We were staying in Brighton for three nights between Christmas and New Year, and were lucky to have exceptionally good weather, so we decided to walk along the seafront to visit nearby Hove to have a late brunch before visiting the Waterstones. Hove started life as a small fishing village on the south coast. It saw extensive growth in the 1880s and eventually spread far enough to join up with the larger Brighton. In 1997 the two merged as part of local government reform to form the Borough of Brighton and Hove, but despite this merger the two areas have a distinctly different feel from each other. Hove has a laidback and almost bohemian atmosphere. The Waterstones here is located in a pedestrianised area with lots of shops and cafés, and is new to Hove, having opened in November.
The Juggler statue

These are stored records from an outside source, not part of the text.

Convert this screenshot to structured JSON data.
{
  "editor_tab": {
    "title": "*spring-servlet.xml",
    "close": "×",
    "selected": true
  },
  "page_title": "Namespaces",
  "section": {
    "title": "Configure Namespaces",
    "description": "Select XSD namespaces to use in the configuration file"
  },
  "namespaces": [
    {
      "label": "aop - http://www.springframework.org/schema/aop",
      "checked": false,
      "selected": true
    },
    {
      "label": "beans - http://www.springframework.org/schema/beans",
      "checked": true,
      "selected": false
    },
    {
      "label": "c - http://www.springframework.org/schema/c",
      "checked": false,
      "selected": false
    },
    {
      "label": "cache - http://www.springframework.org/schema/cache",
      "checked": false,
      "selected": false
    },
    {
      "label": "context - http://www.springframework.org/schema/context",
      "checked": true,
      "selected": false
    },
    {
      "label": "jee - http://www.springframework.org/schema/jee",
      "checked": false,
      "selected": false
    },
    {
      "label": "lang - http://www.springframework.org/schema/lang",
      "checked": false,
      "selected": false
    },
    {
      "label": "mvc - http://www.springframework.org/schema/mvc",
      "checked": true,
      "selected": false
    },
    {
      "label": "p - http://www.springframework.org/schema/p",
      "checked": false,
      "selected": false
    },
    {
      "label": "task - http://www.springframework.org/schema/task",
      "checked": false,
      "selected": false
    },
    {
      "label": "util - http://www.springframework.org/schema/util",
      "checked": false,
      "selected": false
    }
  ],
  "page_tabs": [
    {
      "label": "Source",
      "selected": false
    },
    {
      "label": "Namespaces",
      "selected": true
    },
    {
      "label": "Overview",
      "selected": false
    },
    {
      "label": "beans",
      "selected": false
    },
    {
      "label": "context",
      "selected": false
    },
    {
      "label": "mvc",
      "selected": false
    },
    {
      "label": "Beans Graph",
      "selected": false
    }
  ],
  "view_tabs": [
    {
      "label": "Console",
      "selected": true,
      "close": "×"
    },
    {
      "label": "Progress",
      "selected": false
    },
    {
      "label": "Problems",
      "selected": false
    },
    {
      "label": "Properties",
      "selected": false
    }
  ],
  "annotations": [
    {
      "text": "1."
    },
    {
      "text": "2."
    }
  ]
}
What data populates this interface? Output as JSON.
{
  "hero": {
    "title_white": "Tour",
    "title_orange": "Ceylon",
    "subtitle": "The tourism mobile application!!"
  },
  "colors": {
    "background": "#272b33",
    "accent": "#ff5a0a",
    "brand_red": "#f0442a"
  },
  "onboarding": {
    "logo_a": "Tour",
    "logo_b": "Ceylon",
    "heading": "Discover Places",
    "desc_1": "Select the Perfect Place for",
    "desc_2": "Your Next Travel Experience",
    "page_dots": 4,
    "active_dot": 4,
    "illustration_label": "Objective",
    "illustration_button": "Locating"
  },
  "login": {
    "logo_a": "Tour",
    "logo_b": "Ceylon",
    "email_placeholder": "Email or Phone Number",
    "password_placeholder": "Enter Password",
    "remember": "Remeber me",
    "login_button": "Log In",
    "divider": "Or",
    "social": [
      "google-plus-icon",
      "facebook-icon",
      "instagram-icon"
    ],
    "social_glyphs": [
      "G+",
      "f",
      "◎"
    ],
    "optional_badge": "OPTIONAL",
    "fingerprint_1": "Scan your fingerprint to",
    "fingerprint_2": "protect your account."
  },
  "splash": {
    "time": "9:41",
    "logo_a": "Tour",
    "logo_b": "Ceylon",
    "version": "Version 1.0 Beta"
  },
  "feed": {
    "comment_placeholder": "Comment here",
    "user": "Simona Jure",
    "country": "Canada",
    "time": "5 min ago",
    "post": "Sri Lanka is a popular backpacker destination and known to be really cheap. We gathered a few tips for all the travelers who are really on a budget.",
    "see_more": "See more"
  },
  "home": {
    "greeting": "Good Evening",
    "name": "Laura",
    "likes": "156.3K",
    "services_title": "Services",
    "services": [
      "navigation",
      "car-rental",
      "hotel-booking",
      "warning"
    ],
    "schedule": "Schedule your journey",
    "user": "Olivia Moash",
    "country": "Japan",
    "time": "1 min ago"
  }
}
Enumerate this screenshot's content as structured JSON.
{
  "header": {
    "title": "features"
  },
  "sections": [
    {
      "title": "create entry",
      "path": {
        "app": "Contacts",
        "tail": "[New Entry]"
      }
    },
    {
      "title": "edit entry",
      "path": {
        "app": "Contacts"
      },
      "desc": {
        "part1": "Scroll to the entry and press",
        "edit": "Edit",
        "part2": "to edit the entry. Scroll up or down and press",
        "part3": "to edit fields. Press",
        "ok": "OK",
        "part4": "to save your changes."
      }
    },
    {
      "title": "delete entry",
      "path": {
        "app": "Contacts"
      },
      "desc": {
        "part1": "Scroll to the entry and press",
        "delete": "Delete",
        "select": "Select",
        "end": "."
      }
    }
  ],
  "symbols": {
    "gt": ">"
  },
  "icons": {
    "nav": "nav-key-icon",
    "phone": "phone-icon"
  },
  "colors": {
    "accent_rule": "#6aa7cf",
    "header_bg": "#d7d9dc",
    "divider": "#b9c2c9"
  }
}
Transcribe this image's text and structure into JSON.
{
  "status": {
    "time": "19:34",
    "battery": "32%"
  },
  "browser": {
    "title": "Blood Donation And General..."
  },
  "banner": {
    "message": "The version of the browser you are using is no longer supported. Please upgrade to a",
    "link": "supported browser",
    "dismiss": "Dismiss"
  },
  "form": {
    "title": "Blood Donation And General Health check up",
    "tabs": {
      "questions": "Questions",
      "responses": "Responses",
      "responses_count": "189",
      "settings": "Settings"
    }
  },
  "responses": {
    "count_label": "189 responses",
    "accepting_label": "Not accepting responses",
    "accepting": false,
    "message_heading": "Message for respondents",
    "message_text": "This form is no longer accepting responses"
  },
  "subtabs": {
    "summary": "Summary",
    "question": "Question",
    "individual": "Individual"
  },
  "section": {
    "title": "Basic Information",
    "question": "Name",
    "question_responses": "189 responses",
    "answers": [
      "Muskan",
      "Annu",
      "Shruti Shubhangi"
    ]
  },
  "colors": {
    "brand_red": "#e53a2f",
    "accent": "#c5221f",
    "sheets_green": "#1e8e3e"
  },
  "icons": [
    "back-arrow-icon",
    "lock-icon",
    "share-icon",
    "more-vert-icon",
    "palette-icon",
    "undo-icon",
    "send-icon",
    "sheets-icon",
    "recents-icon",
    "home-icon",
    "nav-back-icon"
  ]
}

This statue, which is located outside Hove Town Hall, was created by the artist Helen Collis. Sadly she passed away, but her husband presented the statue to the town in her honour. The Town Hall opened in 1974 and is in the brutalist style. It replaced an earlier, red-brick gothic style building which was damaged by a fire.
Below Clockwise from the left: George Street, the location street of Waterstones, Hove Library, King’s Gardens (just four of Hove’s many, attractive, listed buildings).
(Accreditation for two of the above photos: